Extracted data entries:
---------------

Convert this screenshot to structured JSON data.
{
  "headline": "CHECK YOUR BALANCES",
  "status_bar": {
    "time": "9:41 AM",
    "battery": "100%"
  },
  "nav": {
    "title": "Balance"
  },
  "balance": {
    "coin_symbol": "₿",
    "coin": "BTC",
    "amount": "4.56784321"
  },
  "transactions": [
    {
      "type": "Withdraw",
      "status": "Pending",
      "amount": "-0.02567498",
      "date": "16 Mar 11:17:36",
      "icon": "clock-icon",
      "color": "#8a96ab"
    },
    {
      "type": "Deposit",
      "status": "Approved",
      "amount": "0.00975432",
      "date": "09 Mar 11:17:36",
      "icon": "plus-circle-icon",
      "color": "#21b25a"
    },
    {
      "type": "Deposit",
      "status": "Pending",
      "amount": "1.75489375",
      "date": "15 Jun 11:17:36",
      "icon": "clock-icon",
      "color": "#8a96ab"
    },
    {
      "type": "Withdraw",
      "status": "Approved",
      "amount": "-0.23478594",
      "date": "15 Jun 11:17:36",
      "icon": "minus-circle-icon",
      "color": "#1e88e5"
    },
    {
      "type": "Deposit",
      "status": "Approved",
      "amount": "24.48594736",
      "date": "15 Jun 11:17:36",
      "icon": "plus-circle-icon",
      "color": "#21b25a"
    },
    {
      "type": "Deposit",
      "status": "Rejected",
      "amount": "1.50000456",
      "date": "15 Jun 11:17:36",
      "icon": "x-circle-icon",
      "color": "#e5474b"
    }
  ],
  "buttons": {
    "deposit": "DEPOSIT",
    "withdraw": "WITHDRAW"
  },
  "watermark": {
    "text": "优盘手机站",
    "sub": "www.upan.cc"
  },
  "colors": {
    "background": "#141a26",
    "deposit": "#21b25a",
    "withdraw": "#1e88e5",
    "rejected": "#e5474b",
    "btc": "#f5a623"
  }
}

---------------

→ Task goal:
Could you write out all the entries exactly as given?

→ Reply to the exercise:
Convert this screenshot to structured JSON data.
{
  "headline": "CHECK YOUR BALANCES",
  "status_bar": {
    "time": "9:41 AM",
    "battery": "100%"
  },
  "nav": {
    "title": "Balance"
  },
  "balance": {
    "coin_symbol": "₿",
    "coin": "BTC",
    "amount": "4.56784321"
  },
  "transactions": [
    {
      "type": "Withdraw",
      "status": "Pending",
      "amount": "-0.02567498",
      "date": "16 Mar 11:17:36",
      "icon": "clock-icon",
      "color": "#8a96ab"
    },
    {
      "type": "Deposit",
      "status": "Approved",
      "amount": "0.00975432",
      "date": "09 Mar 11:17:36",
      "icon": "plus-circle-icon",
      "color": "#21b25a"
    },
    {
      "type": "Deposit",
      "status": "Pending",
      "amount": "1.75489375",
      "date": "15 Jun 11:17:36",
      "icon": "clock-icon",
      "color": "#8a96ab"
    },
    {
      "type": "Withdraw",
      "status": "Approved",
      "amount": "-0.23478594",
      "date": "15 Jun 11:17:36",
      "icon": "minus-circle-icon",
      "color": "#1e88e5"
    },
    {
      "type": "Deposit",
      "status": "Approved",
      "amount": "24.48594736",
      "date": "15 Jun 11:17:36",
      "icon": "plus-circle-icon",
      "color": "#21b25a"
    },
    {
      "type": "Deposit",
      "status": "Rejected",
      "amount": "1.50000456",
      "date": "15 Jun 11:17:36",
      "icon": "x-circle-icon",
      "color": "#e5474b"
    }
  ],
  "buttons": {
    "deposit": "DEPOSIT",
    "withdraw": "WITHDRAW"
  },
  "watermark": {
    "text": "优盘手机站",
    "sub": "www.upan.cc"
  },
  "colors": {
    "background": "#141a26",
    "deposit": "#21b25a",
    "withdraw": "#1e88e5",
    "rejected": "#e5474b",
    "btc": "#f5a623"
  }
}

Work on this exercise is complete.